http://www.suzannefishermurray.com/five-things-to-know-about-kony-2012/ – blog by Suzanne Fisher Murray at IIED [Africa relevant includes links to African sources]
The Trouble with #StopKony http://www.worldaffairsjournal.org/blog/elizabeth-dickinson/trouble-stopkony Blog by Elizabeth Dickinson [Africa relevant]
Values, story and strategy: Breaking down why Invisible Children’s Kony campaign hooks people: http://www.mobilisationlab.org/values-story-strategy-invisible-children-kony-campaign/ Blog by Anna Keenan at Greenpeace Mobilization Lab
The anatomy of Kony 2012: http://www.netrootsfoundation.org/category/case-studies/ Blog by Raven Brooks

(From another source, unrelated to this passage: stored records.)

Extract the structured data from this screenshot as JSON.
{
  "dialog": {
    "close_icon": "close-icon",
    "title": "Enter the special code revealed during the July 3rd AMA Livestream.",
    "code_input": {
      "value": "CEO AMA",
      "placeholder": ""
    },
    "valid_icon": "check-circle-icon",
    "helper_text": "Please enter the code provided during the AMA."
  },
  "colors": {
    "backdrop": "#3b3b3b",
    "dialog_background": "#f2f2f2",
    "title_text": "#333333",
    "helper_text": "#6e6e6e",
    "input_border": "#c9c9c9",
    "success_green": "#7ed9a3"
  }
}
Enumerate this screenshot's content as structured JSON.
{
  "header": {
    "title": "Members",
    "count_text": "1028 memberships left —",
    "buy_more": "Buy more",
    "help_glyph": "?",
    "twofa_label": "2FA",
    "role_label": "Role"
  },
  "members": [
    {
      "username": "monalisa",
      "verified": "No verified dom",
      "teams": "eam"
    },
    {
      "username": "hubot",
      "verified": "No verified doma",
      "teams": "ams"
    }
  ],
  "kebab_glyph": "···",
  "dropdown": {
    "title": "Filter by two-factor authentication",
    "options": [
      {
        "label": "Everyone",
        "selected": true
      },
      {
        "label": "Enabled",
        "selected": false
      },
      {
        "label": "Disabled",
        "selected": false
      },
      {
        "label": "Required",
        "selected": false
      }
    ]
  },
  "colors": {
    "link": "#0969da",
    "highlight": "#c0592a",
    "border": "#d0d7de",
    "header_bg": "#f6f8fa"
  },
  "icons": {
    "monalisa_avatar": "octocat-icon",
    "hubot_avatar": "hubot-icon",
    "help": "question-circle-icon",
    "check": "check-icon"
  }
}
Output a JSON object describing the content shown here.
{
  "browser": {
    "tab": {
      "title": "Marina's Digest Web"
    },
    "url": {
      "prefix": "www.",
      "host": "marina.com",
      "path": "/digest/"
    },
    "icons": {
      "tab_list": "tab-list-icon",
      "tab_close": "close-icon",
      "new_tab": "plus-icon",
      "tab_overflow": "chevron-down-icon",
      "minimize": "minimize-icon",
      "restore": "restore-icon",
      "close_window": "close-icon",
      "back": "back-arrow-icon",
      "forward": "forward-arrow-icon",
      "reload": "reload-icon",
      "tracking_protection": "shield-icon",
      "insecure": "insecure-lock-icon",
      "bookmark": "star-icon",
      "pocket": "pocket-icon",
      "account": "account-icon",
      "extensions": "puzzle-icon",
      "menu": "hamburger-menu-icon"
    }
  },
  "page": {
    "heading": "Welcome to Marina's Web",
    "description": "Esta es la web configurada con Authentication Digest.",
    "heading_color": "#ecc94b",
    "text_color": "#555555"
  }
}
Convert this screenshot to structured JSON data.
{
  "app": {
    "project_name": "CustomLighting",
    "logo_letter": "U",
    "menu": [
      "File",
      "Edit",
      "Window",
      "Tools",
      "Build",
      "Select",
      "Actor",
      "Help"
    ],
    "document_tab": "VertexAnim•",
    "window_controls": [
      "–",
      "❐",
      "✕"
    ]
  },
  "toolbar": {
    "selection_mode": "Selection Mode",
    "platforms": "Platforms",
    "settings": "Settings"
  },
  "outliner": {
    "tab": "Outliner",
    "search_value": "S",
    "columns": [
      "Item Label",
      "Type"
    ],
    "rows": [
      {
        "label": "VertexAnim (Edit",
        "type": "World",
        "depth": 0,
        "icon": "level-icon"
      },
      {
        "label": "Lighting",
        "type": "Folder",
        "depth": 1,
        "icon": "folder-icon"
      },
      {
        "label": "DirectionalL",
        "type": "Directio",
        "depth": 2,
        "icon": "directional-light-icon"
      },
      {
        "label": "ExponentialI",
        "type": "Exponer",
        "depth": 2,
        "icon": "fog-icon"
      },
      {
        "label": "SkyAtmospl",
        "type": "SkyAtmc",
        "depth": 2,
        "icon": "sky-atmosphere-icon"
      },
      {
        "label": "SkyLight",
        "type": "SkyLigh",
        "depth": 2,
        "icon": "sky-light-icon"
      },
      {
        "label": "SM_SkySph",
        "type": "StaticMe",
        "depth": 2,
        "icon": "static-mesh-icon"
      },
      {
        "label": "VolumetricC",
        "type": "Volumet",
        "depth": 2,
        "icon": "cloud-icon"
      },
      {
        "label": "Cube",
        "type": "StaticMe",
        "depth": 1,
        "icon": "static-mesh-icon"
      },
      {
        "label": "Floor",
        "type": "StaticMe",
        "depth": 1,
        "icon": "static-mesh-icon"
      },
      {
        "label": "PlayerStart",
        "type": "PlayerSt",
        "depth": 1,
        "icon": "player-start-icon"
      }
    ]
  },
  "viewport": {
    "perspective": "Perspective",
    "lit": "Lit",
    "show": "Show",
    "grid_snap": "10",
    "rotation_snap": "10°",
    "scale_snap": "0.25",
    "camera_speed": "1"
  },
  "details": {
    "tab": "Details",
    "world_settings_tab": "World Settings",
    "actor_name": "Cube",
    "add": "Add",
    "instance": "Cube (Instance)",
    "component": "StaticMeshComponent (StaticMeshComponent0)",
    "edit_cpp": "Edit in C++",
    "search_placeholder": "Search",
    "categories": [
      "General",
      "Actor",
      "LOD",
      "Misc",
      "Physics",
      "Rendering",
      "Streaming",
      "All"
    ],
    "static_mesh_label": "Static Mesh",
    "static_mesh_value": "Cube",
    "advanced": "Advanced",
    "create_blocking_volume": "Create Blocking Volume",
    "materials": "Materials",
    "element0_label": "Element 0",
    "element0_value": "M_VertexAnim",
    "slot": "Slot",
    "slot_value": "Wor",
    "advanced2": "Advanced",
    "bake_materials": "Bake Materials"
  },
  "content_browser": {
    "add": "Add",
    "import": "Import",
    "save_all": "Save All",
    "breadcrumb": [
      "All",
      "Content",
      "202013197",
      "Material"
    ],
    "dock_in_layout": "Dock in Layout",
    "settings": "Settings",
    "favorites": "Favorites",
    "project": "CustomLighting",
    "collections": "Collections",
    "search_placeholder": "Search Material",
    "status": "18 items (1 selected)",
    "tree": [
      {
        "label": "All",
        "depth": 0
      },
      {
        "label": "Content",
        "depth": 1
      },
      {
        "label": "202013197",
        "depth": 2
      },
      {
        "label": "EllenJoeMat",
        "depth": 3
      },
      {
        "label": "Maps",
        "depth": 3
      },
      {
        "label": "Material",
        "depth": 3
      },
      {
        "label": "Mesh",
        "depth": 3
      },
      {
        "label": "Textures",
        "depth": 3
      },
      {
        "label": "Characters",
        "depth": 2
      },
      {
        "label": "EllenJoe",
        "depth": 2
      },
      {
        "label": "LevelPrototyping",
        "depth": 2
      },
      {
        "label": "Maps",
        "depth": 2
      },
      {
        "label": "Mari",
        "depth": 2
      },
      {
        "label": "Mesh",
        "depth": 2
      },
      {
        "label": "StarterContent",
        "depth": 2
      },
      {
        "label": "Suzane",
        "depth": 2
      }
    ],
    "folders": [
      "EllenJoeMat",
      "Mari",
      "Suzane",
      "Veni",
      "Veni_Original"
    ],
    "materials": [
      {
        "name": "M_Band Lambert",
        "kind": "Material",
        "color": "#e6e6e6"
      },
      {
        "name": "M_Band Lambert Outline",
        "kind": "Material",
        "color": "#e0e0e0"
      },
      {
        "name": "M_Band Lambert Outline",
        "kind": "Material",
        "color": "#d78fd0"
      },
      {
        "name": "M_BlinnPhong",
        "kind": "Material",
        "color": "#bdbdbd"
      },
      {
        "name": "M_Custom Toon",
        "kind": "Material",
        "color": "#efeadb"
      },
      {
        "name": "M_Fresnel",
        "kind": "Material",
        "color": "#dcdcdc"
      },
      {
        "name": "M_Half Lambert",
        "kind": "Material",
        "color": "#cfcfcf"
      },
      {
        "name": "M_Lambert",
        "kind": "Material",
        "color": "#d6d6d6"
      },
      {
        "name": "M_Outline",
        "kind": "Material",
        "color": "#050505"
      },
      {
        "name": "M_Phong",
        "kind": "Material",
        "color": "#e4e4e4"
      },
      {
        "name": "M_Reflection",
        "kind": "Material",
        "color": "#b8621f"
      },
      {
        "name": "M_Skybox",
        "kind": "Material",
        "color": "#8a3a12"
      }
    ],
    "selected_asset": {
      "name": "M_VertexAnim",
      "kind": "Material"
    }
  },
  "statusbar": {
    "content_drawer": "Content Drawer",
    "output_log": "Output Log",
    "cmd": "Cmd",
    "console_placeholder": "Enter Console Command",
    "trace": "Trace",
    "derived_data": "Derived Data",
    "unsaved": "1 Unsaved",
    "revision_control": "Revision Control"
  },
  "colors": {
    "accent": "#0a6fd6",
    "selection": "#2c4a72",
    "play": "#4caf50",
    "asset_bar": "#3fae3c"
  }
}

http://www.kony2012-is-a-scam.org/: Website with detailed reports on the IC ‘LRA Tracker’ and other issues from the region. The site says that UN and inter-government agencies have come to rely on the IC network data and take it at face value. Some aid workers contend that it exaggerates LRA activity, converting presumed LRA incidents into definite evidence, and ignores atrocities by any other group. http://bit.ly/Kqk2rO
http://www.david-campbell.org/2012/03/16/kony2012-networks-activism-community/ Online media Blog, focus on spread of the video and links to social media analyses on community etc
http://narniansocialist.com/i-hated-kony-before-he-was-cool/ Blog – human rights activist perspective
http://www.fairsay.com/blog/1205kony2012 : Stop Kony – what can e-campaigners learn? Blog by Jess Day at E-Campaigners Forum
http://projectdiaspora.org/wp-content/2012/03/08/respect-my-agency-2012/ Blog by African writer Tms Ruge at Project Disaspora
http://boingboing.net/2012/03/08/african-voices-respond-to-hype.htm African comments
 see p 51 How To Win Campaigns, (ed2) Earthscan, 2010 at http://amzn.to/xA291I
 see p 19 How To Win Campaigns, (ed2) Earthscan, 2010 at http://amzn.to/xA291I
 see p 111 How To Win Campaigns, (ed2) Earthscan, 2010 at http://amzn.to/xA291I
A paper of the Campaign Strategy Newsletter – Copyright Chris Rose. You are free to reproduce all or any part of this newsletter if you credit the source. http://www.campaignstrategy.org is a non-profit website on campaign techniques & strategies, designed to help NGOs. To subscribe to the free newsletter visit http://www.campaignstrategy.org. To offer contributions or comments contact the author firstname.lastname@example.org By Chris Rose: How to Win Campaigns: Communications for Change, (edn 2) Earthscan 2010; What Makes People Tick: The Three Hidden Worlds of Settlers, Prospectors, and Pioneers, Troubador (2011)